Powered by NewsLook.com
Tooth Plaque Provides Insight Into Diets Of Ancient People

Tooth Plaque Provides Insight Into Diets Of Ancient People

Newsy (July 19, 2014) Research on plaque from ancient teeth shows that our prehistoric ancestor's had a detailed understanding of plants long before developing agriculture. Video provided by Newsy
Powered by NewsLook.com
Contaminated Water Kills 3 Babies in South African Town

Contaminated Water Kills 3 Babies in South African Town

AFP (July 18, 2014) Contaminated water in South Africa's northwestern town of Bloemhof kills three babies and hospitalises over 500 people. The incident highlights growing fears over water safety in South Africa. Duration: 02:22 Video provided by AFP
Powered by NewsLook.com

Search ScienceDaily

Number of stories in archives: 140,361

Find with keyword(s):
Enter a keyword or phrase to search ScienceDaily for related topics and research stories.

Save/Print:
Share:

Breaking News:
from the past week

In Other News

... from NewsDaily.com

Science News

Health News

Environment News

Technology News



Save/Print:
Share:

Free Subscriptions


Get the latest science news with ScienceDaily's free email newsletters, updated daily and weekly. Or view hourly updated newsfeeds in your RSS reader:

Get Social & Mobile


Keep up to date with the latest news from ScienceDaily via social networks and mobile apps:

Have Feedback?

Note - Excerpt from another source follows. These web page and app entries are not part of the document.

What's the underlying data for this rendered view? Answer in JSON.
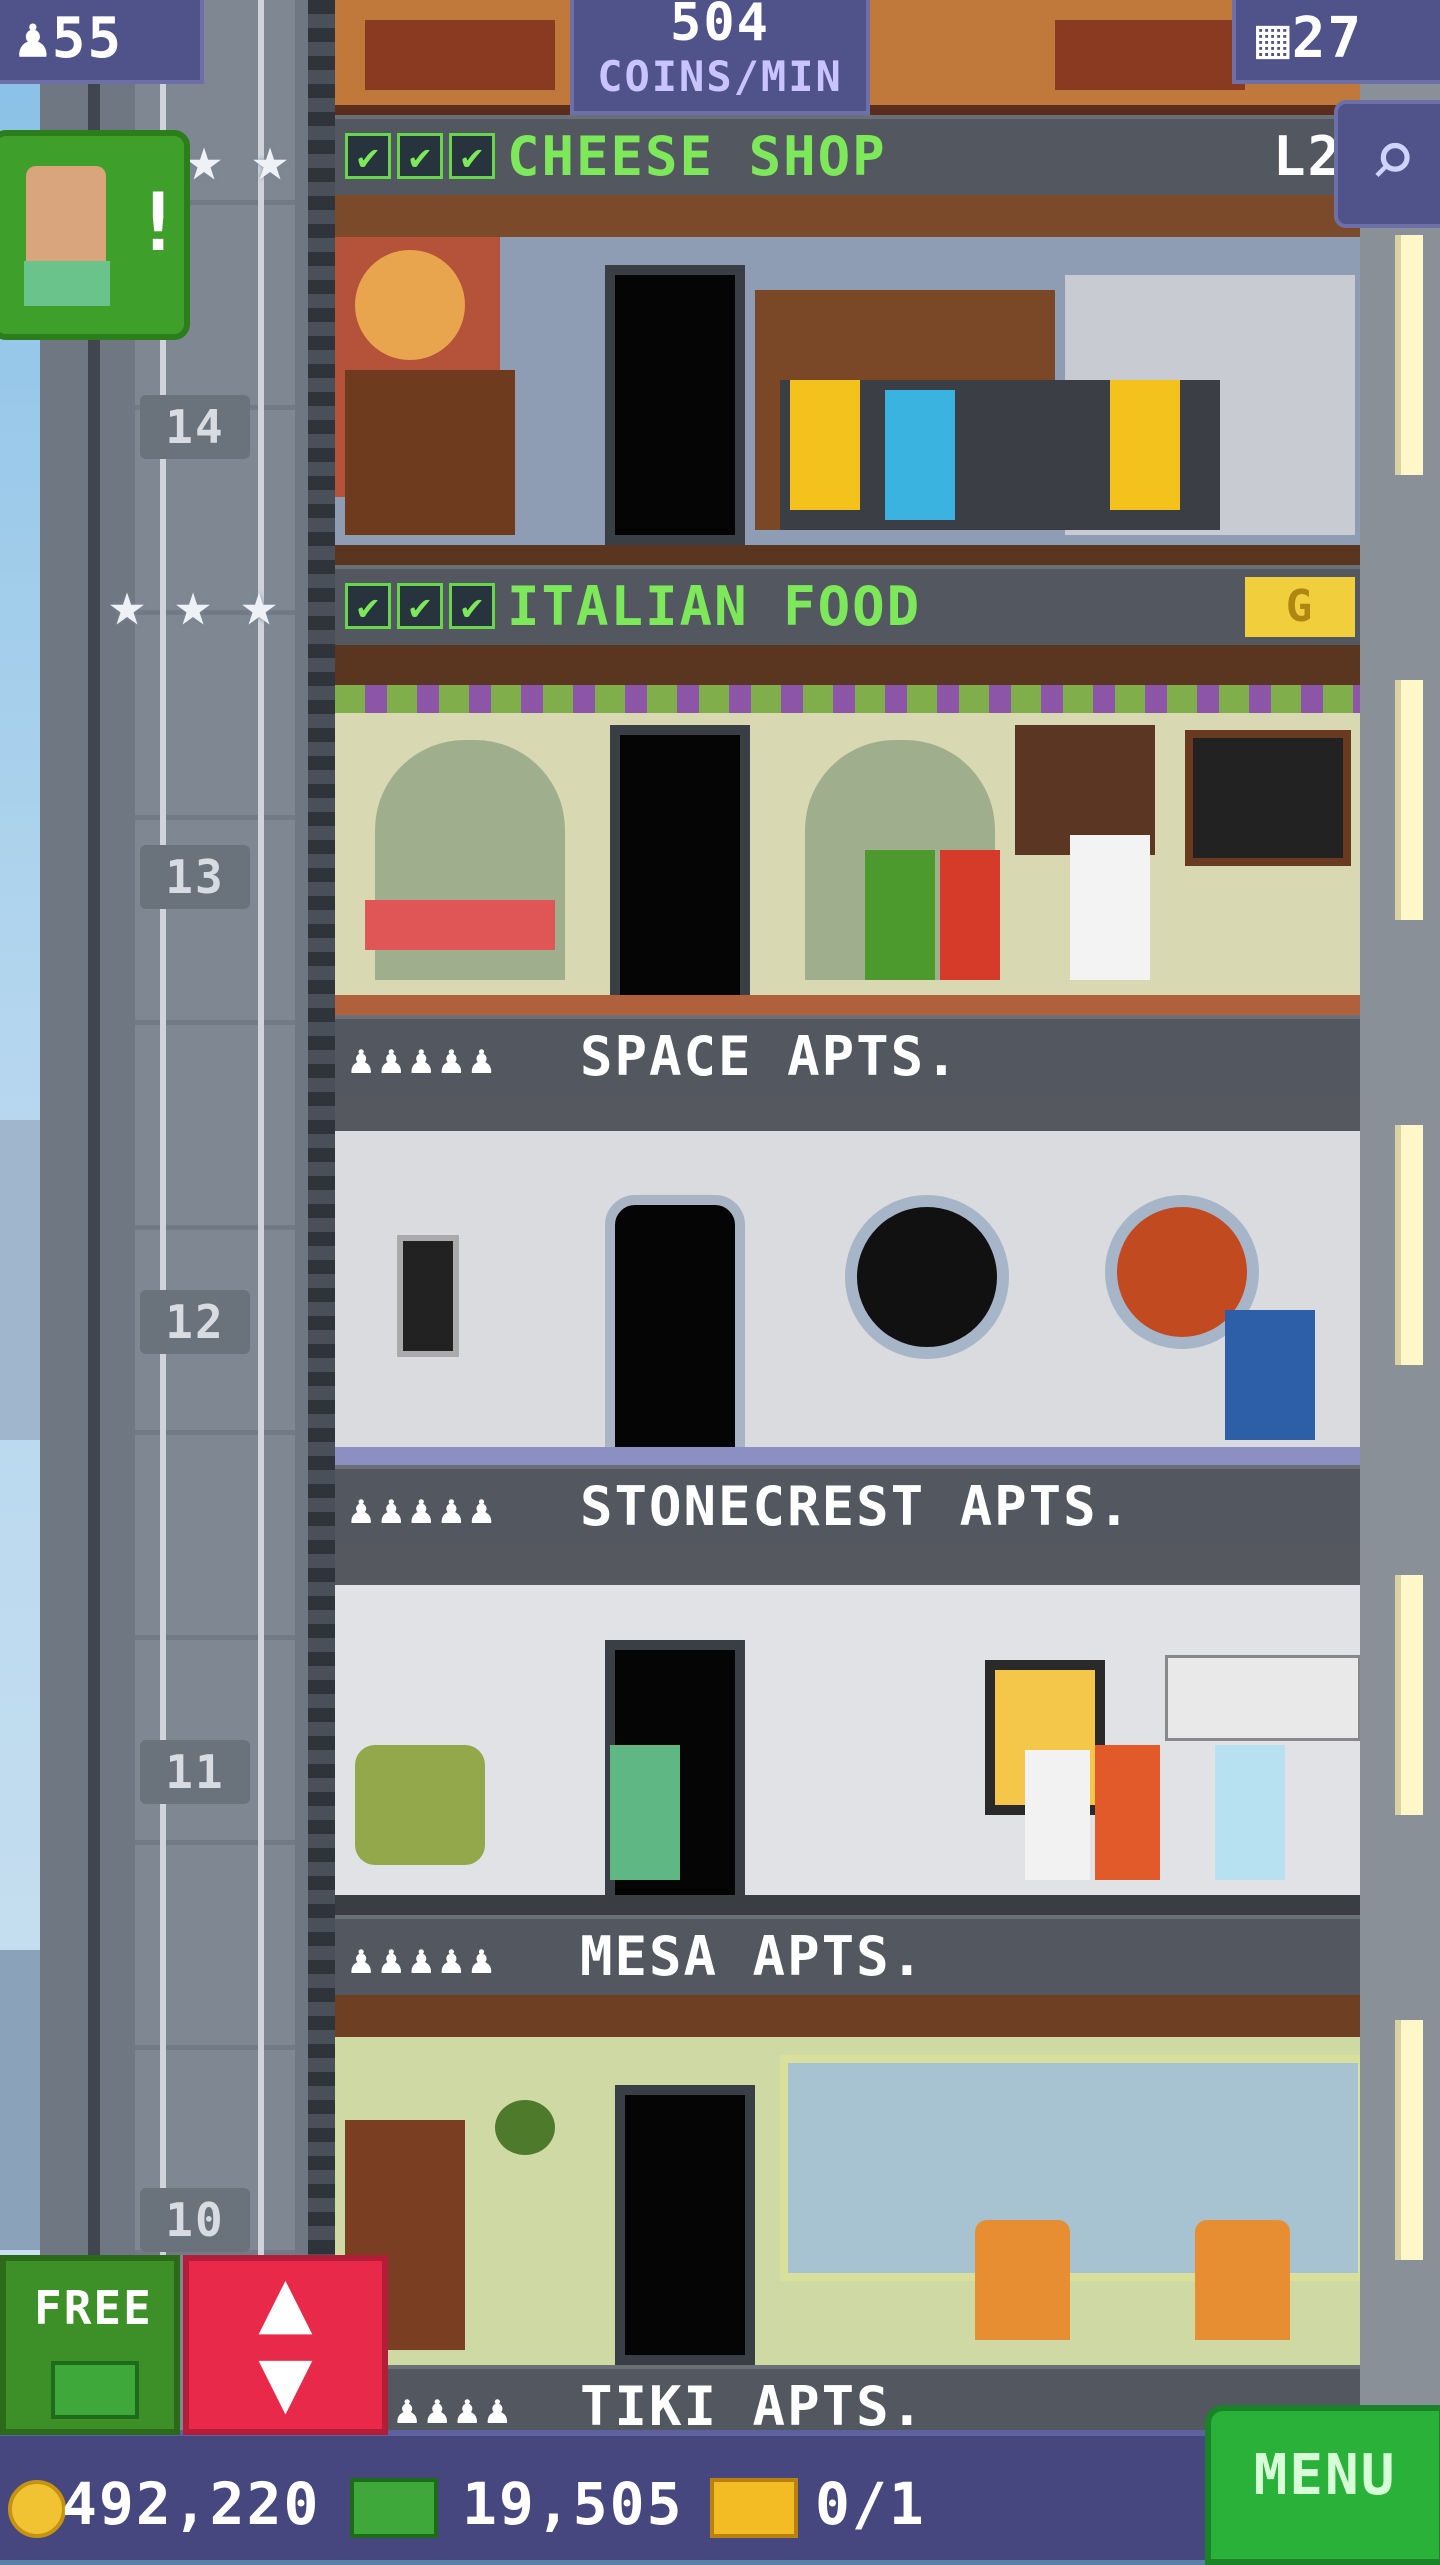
{
  "hud": {
    "population": "55",
    "coins_per_min_value": "504",
    "coins_per_min_unit": "COINS/MIN",
    "floor_count": "27",
    "zoom_icon": "magnifier-icon"
  },
  "shaft": {
    "floor_numbers": [
      "14",
      "13",
      "12",
      "11",
      "10"
    ]
  },
  "floors": {
    "cheese": {
      "name": "CHEESE SHOP",
      "level": "L2"
    },
    "italian": {
      "name": "ITALIAN FOOD",
      "badge": "G"
    },
    "space": {
      "name": "SPACE APTS."
    },
    "stonecrest": {
      "name": "STONECREST APTS."
    },
    "mesa": {
      "name": "MESA APTS."
    },
    "tiki": {
      "name": "TIKI APTS."
    }
  },
  "buttons": {
    "free_label": "FREE",
    "menu_label": "MENU",
    "elevator_icon": "up-down-arrows-icon"
  },
  "bottom_bar": {
    "coins": "492,220",
    "bux": "19,505",
    "tickets": "0/1"
  },
  "colors": {
    "hud_bg": "#50528a",
    "green_text": "#7de85a",
    "elevator_button": "#e8294a",
    "menu_button": "#29b13a"
  }
}
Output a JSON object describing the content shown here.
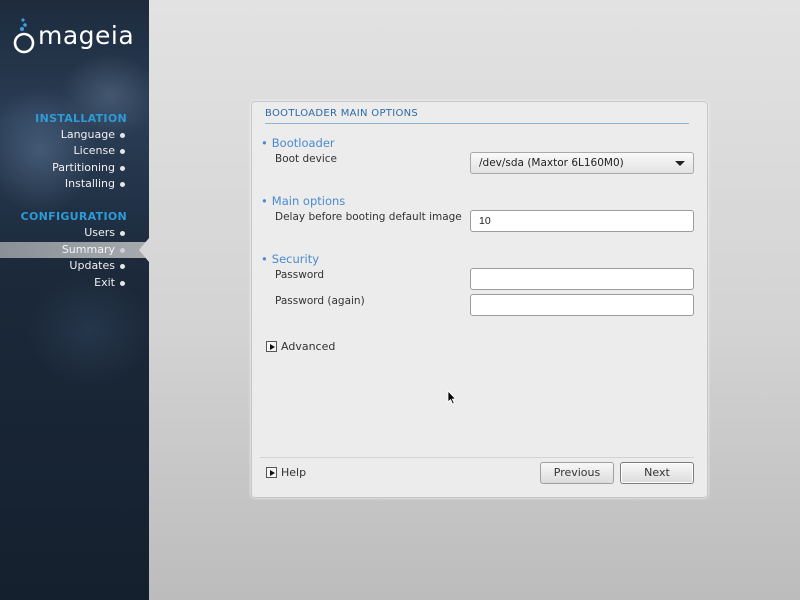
{
  "brand": {
    "name": "mageia"
  },
  "sidebar": {
    "sections": [
      {
        "title": "INSTALLATION",
        "items": [
          "Language",
          "License",
          "Partitioning",
          "Installing"
        ]
      },
      {
        "title": "CONFIGURATION",
        "items": [
          "Users",
          "Summary",
          "Updates",
          "Exit"
        ]
      }
    ],
    "active_item": "Summary"
  },
  "panel": {
    "title": "BOOTLOADER MAIN OPTIONS",
    "bootloader": {
      "heading": "Bootloader",
      "boot_device_label": "Boot device",
      "boot_device_value": "/dev/sda (Maxtor 6L160M0)"
    },
    "main_options": {
      "heading": "Main options",
      "delay_label": "Delay before booting default image",
      "delay_value": "10"
    },
    "security": {
      "heading": "Security",
      "password_label": "Password",
      "password_value": "",
      "password_again_label": "Password (again)",
      "password_again_value": ""
    },
    "advanced_label": "Advanced",
    "help_label": "Help",
    "previous_label": "Previous",
    "next_label": "Next"
  },
  "colors": {
    "accent": "#2e9ad8",
    "heading": "#4a8ad0",
    "sidebar_bg": "#1d2b3d",
    "active_item_bg": "#9a9ea2"
  }
}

Tell us what you think of ScienceDaily -- we welcome both positive and negative comments. Have any problems using the site? Questions?
Mobile: iPhone Android Web
Follow: Facebook Twitter Google+
Subscribe: RSS Feeds Email Newsletters
Latest Headlines Health & Medicine Mind & Brain Space & Time Matter & Energy Computers & Math Plants & Animals Earth & Climate Fossils & Ruins